The curtains parted and the crowds applauded as Wilson Lema and Danielle Cap-Lema danced across the stage. In attendance were the matriarchs who had discovered their children’s natural abilities. Some say it was an accidental discovery, but these women would no doubt claim intuition.
As a young boy, Wilson was disqualified from a Tae Kwon Do tournament after kicking his opponent in the head. His mother felt he needed to learn self-control and forced him to take ballet for one year—which turned into two, then ten. He fell in love with dance and never went back to kicking people in the head, at least on purpose.
Danielle, according to her mother, “couldn’t do anything with a ball,” and her mother signed her up for ballet. “They knew I was never going to be that type of athlete you see on the court,” Danielle said.
Although they are used to the spotlight, the couple maintains a remarkably transparent persona.
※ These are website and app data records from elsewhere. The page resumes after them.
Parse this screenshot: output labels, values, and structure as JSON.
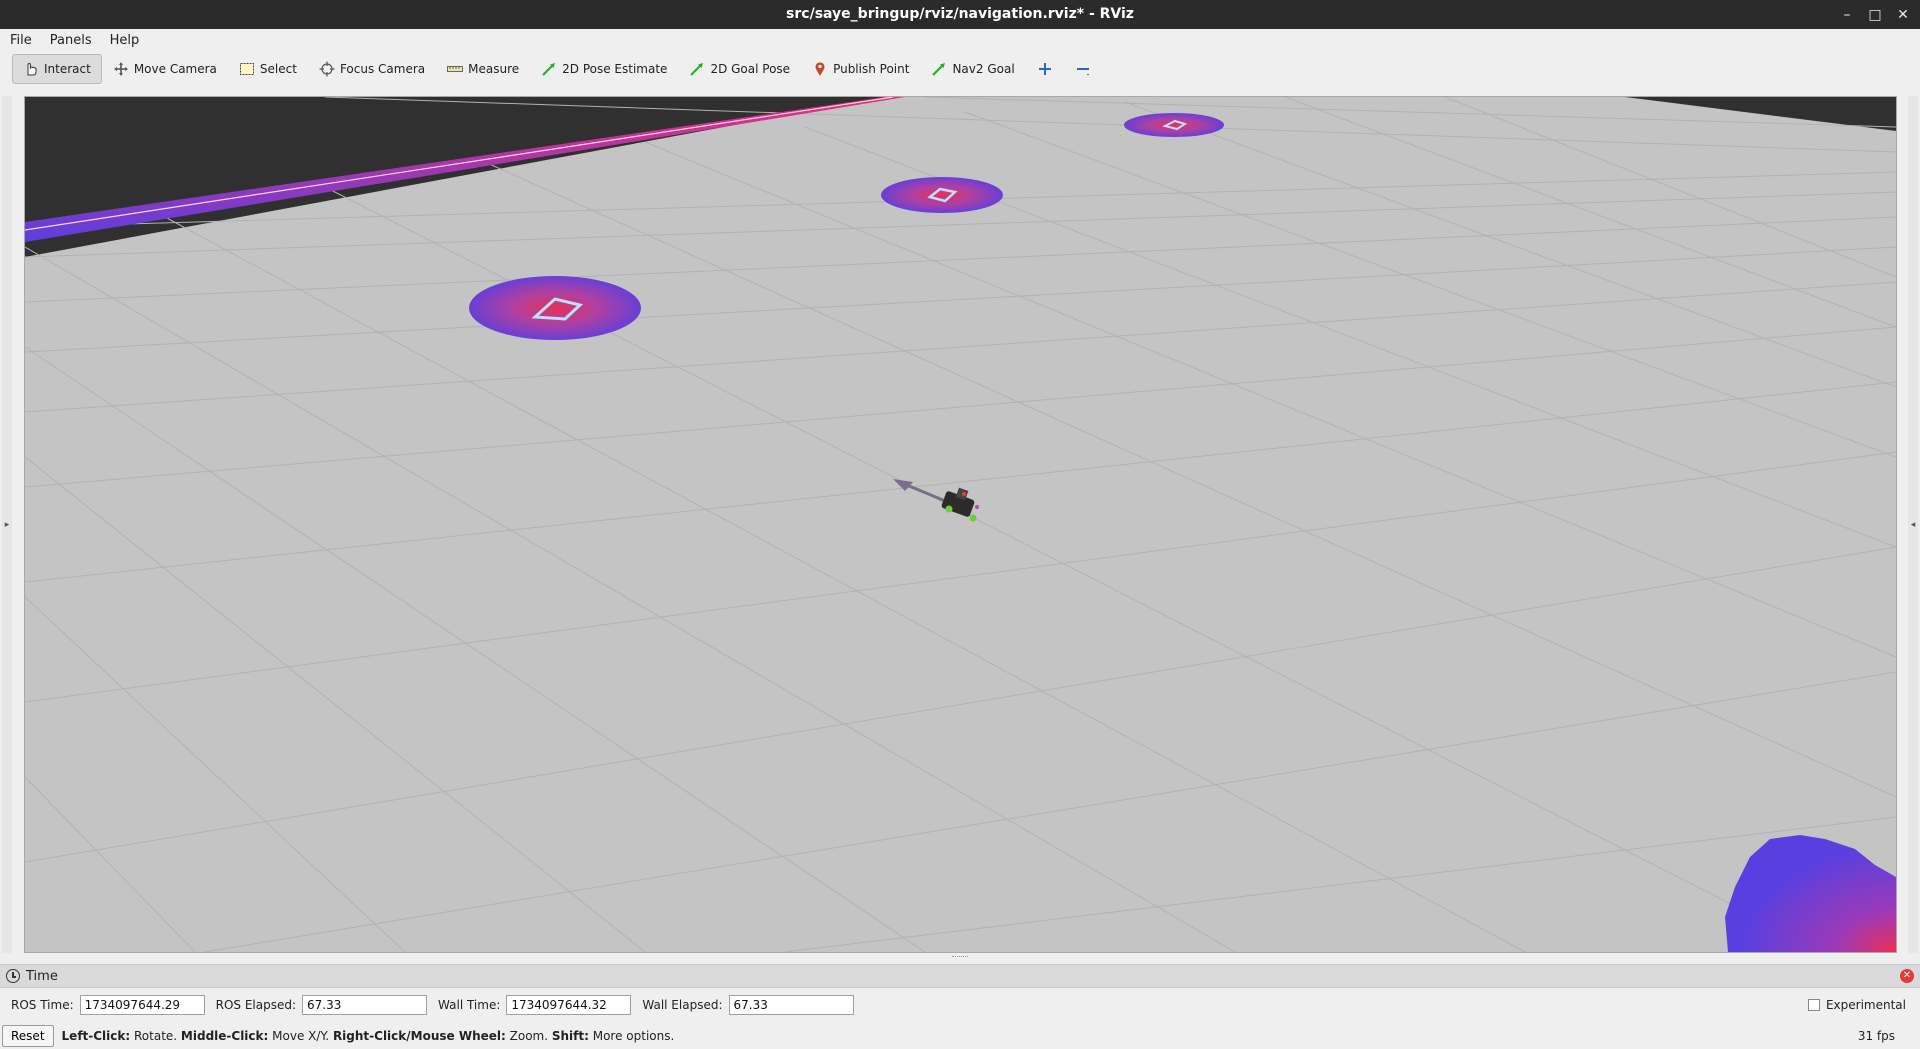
{
  "window": {
    "title": "src/saye_bringup/rviz/navigation.rviz* - RViz"
  },
  "menu": {
    "items": [
      {
        "label": "File"
      },
      {
        "label": "Panels"
      },
      {
        "label": "Help"
      }
    ]
  },
  "toolbar": {
    "tools": [
      {
        "label": "Interact",
        "icon": "hand-pointer-icon",
        "active": true
      },
      {
        "label": "Move Camera",
        "icon": "move-camera-icon"
      },
      {
        "label": "Select",
        "icon": "select-box-icon"
      },
      {
        "label": "Focus Camera",
        "icon": "focus-target-icon"
      },
      {
        "label": "Measure",
        "icon": "ruler-icon"
      },
      {
        "label": "2D Pose Estimate",
        "icon": "green-arrow-icon"
      },
      {
        "label": "2D Goal Pose",
        "icon": "green-arrow-icon"
      },
      {
        "label": "Publish Point",
        "icon": "map-pin-icon"
      },
      {
        "label": "Nav2 Goal",
        "icon": "green-arrow-icon"
      }
    ],
    "add_icon": "plus-icon",
    "remove_icon": "minus-icon"
  },
  "viewport": {
    "background_color": "#c4c4c4",
    "costmap_colors": [
      "#5a3fe0",
      "#c0407a",
      "#e5305a"
    ]
  },
  "time_panel": {
    "title": "Time",
    "ros_time_label": "ROS Time:",
    "ros_time": "1734097644.29",
    "ros_elapsed_label": "ROS Elapsed:",
    "ros_elapsed": "67.33",
    "wall_time_label": "Wall Time:",
    "wall_time": "1734097644.32",
    "wall_elapsed_label": "Wall Elapsed:",
    "wall_elapsed": "67.33",
    "experimental_label": "Experimental",
    "experimental_checked": false
  },
  "status": {
    "reset_label": "Reset",
    "hint_left_key": "Left-Click:",
    "hint_left": " Rotate. ",
    "hint_middle_key": "Middle-Click:",
    "hint_middle": " Move X/Y. ",
    "hint_right_key": "Right-Click/Mouse Wheel:",
    "hint_right": " Zoom. ",
    "hint_shift_key": "Shift:",
    "hint_shift": " More options.",
    "fps": "31 fps"
  }
}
Donning suspenders for a photo shoot, Wilson jokes easily. “What am I, some old fat man who needs suspenders to keep his pants up?” Danielle, failing to control her laughter, diffuses an awkward situation.
A native of Uruguay, Wilson’s English is a work in progress. “Good luck with the accent,” he laughs, meshing “good” and “luck” into one indiscernible word. His wife maintains a steady laugh throughout our conversation.
Danielle is almost eight months pregnant, but there is no waddling, no hand to the lower back, no heavy sighs denoting her lengthy gestation period—and she’s in high heels.
“I told my girlfriend when I saw him walk in that I was going to marry him,” she said, laughing.
Wilson pauses before offering his thoughts—which range from acknowledgement to dismissal—upon his first sighting of the blonde dancer that would become his wife.
“I thought she was cute, but a little weird,” he said with a smile “And, she was way too bubbly for me. I was with somebody else, so I wasn’t really paying attention.”
Dancing at the same ballet company in Las Vegas gave Danielle proximity to her marked target. Even if Wilson weren’t trying to pay attention to her, daily interactions were a necessity with shared dance routines.
“I don’t think he really knew if he liked me. I think he was confused,” she said. “He had an image of marrying someone with really dark hair and dark eyes, so I didn’t fit.”
Danielle wasn’t discouraged, she was patient. Wilson broke up with his girlfriend, and with the coaxing of a friend, he decided to call her.
Too old to be children, but not quite yet adults, the 19-year-olds enjoyed their first date on a pair of playground swings. Somewhere between the sandbox and the slides, the image Wilson held of the perfect woman crumbled and Danielle became his new ideal.
“I had a picture of what I thought I would want—deep black eyes, long dark hair,” he said. “But she had green eyes and short blonde hair. She caught me by surprise.”
She excelled at surprising Wilson, but often her surprises would lead to him “freaking out.”
On one occasion early on in their relationship, Danielle revealed a past dream to Wilson. In the dream, she met Wilson in the breakfast aisle of a grocery store. Danielle visited the grocery store that same day in hopes of finding her true love, but with no luck. She persisted, and once again visited the same store the next day, finding Wilson in the breakfast aisle.
She excitedly relayed the information, but Wilson’s reaction to the dream was less than enthusiastic.
“She was really open early on and it creeped me out,” he recalled. “We took a break for a little while after that.”
But with just a few months apart, Wilson realized life was better with a little bit of crazy in it, and the pair began to date once more. The couple eventually moved to Tulsa and joined the Tulsa Ballet. After four years of dating, Wilson spontaneously asked Danielle to be his wife while enjoying a cup of coffee with her. Just as spontaneously, she said, “Yes.”
They threw a wedding together within a matter of days, quickly picking a date that lined up with Wilson’s break from his performance of the annual The Nutcracker. They married January 2, 1998, in a small Las Vegas chapel, paying homage to the city where they met. The chapel was far from the notorious strip, and no Elvis impersonators were needed for the nuptials. Present were a few friends, close family members and, of course, their mothers’ blessings.